  1. The order requires individuals to practice social distancing when outside their homes to work; to access food, prescriptions, health care, and other necessities; or to engage in outdoor activity.
  2. The order does not require all businesses statewide to close or cease operating.
  3. This order sets a baseline to be followed throughout the state concerning public health. This order does not affect the authority of local authorities within the state to issue or enforce more restrictive public health requirements for businesses or individuals.
  4. The order refers businesses to guidance by the U.S. Department of Homeland Security to assist in determining whether the work their employees do is considered “essential” during the COVID-19 response period.
    • Workplaces that qualify as essential under the guidance may remain open.
      • When feasible, workers should work from home.
      • Workers onsite should take all necessary precautions to reduce the transmission of COVID-19, including practicing social distancing except when performance of job duties requires otherwise.
    • Workplaces that qualify as essential and are engaged in retail sales to the public must limit the number of people in each retail location to the following standards based on the workplace’s fire or building code occupancy:
      • For smaller locations (less than 10,000 square feet), they must maintain 25 percent or less of the authorized occupancy;
      • For larger locations (10,000 square feet or greater), they must maintain 10 percent or less of the authorized occupancy.
    • Workplaces that do not qualify as essential but can operate with fewer than 10 people and while maintaining social distancing may remain open. Workers onsite should take all necessary precautions to reduce the transmission of COVID-19.
    • For workplaces that do not qualify as essential under the order or the federal guidance but believe that, in the interest of public health and safety, they should receive a waiver from the prohibition against social gatherings of 10 or more people, they may apply to the Department of Economic Development Director, through the Department’s website at https://ded.mo.gov/businesswaiver, for a waiver of that limitation.
    • Daycares, child care providers, or schools providing child care for working families should follow the U.S. Centers for Disease Control and Prevention guidance targeted for those operations.
  5. Individuals should continue:
    • to avoid social gatherings of 10 or more people;
    • to practice social distancing;
    • to refrain from visiting nursing homes, long-term care facilities, retirement homes, and assisted living homes; and
    • to recognize that state office buildings are closed to the public.

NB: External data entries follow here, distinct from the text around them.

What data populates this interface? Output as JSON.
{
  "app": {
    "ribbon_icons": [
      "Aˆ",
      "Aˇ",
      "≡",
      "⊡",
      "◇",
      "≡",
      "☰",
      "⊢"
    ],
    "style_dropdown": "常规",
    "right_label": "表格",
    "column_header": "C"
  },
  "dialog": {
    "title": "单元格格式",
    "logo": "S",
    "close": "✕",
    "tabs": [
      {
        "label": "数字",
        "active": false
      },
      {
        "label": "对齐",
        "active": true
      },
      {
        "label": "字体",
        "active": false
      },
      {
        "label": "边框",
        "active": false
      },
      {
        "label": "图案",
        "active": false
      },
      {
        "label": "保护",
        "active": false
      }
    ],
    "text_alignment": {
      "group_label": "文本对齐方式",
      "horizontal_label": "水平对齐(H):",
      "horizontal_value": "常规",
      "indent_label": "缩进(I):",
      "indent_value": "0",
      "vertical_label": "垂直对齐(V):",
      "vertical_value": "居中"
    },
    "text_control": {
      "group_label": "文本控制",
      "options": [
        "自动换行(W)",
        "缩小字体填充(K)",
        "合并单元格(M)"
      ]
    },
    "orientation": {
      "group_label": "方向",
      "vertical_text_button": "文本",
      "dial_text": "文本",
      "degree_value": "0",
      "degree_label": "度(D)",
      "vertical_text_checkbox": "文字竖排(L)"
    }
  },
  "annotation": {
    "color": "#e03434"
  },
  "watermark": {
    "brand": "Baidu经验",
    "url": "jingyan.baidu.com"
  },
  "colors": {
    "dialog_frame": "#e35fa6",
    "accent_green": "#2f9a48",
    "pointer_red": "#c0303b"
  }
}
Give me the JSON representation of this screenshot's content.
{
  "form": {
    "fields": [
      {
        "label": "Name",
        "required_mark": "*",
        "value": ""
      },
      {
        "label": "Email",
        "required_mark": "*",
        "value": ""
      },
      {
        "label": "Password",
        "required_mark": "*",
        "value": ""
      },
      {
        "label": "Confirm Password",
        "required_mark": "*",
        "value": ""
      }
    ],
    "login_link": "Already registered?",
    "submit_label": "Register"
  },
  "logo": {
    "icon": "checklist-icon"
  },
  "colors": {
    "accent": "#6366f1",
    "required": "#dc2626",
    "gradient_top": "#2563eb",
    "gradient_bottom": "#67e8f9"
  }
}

April 2, 2020

The State DED and Regional Chamber need real-time information about the impact from the businesses, please take time to let them know how you are doing, it matters:  http://survey.constantcontact.com/survey/a07egz8xkc4k7xjg53t/_tmp/greeting

Coronavirus Emergency Loans: Small Business Guide & Checklist

The Coronavirus Aid, Relief, and Economic Security (CARES) Act allocated $350 billion to help small businesses keep workers employed amid the pandemic and economic downturn. Known as the Paycheck Protection Program, the initiative provides 100% federally guaranteed loans to small businesses. Importantly, these loans may be forgiven if borrowers maintain their payrolls during the crisis or restore their payrolls afterward.

The administration soon will release more details including the list of lenders offering loans under the program. In the meantime, the U.S. Chamber of Commerce has issued this guide to help small businesses and self-employed individuals prepare to file for a loan.

Business/Economic Relief Information and Funding Assistance:

Other resources you might want to be aware of:

Other items of interest:

Food Delivery Services:

CDC’s Official Website for COVID-19 Updates:

Tips for Working at Home:

Ideas and Free Educational Materials for Kids at Home:

Scholastic’s Free Learn at Home Program    

Khan Academy Free Learning

Crash Course YouTube Channel